Supporters of the changes to the Constitution have argued continuously that the government must be given special powers to deal with communism to prevent any further damage to national industry and the national economy. Meanwhile those against the changes have stressed the imposition the legislation would have on civil liberties. Dr Evatt has particularly emphasised that the change to the Constitution would give the government too much power, reverse the burden of proof, and that it is undemocratic in its approach.

Mr Menzies issued the following statement on confirmation that the referendum had been defeated:

"Our people, most of whom detest Communism, have voted to refuse the Commonwealth Parliament legislative power over Communism. As a democrat, I respect and recognise the popular voting. As a result, however, I fear the decision will encourage Communism and handicap the Government in its fight against these unaustralian elements.

The honesty of the people's approach is unquestioned, but I am bound to express my belief that they were misled by a wicked and unscrupulous No campaign.

There is also in this vote a further proof of the fact, demonstrated in every previous referendum in our history, that no amendment of the Commonwealth Constitution can be carried if the Parliamentary Opposition is against it.

With such powers as it has, the Government will now vigorously resume its interrupted labours in the fields of economics and financial administration. It also believes that it can reasonably ask the people themselves to make a special effort to resist Communist interference with national production and to contribute that; measure of energy and creative work that our problems call for.

After all. the fewer powers of Government, the greater the responsibility of the people themselves.”

The Legacy

The Australian Constitution provides limits on the power of the Parliament to make laws.

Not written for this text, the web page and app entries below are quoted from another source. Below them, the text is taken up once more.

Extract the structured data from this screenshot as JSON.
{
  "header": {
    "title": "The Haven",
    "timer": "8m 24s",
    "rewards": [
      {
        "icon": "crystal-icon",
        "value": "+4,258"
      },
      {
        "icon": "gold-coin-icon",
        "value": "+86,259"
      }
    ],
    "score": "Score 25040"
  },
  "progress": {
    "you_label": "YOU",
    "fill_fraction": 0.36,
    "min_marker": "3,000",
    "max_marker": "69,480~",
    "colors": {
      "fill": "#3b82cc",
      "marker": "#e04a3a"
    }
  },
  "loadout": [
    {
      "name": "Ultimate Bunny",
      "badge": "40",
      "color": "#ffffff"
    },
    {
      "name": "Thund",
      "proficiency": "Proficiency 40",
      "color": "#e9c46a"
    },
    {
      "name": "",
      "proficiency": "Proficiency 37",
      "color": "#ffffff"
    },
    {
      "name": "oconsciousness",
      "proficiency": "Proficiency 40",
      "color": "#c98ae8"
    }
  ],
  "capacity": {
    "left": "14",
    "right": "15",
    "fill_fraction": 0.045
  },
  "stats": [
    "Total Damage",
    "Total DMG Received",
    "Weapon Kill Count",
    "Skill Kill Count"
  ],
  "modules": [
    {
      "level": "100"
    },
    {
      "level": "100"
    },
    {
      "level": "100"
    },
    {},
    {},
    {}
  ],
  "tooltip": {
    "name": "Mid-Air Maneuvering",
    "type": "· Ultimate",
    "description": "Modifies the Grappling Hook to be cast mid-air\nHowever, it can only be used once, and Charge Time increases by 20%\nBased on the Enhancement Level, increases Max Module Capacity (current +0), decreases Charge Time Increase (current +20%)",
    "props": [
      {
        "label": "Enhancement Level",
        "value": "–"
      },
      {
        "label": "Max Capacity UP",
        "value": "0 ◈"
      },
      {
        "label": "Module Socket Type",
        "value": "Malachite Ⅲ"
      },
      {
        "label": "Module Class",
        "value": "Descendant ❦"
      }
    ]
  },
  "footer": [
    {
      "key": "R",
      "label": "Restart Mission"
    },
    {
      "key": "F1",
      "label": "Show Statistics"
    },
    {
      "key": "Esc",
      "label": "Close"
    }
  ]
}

The power of the High Court of Australia to strike down a law which is not authorised by the Australian Constitution has its foundation in the idea from the Magna Carta that there should be limits on the power of the king. This is the central principle of the rule of law - that no one is above the law, and everyone is subject to it.

This case highlights the way in which an independent judiciary free of political influence can interpret the law and act as a check on the power of government. The origins of an independent and impartial judiciary can be found in the Magna Carta in Clause 45.

The legacy of Magna Carta can also be seen when the following are threatened:

  • an individual's freedoms and liberties
  • democracy and the operation of parliament
  • the independence of the judiciary
  • access to courts
  • a fair and speedy trial
  • private property

Further Reading

Read more about the Communist Party case and the people, groups and institutions involved: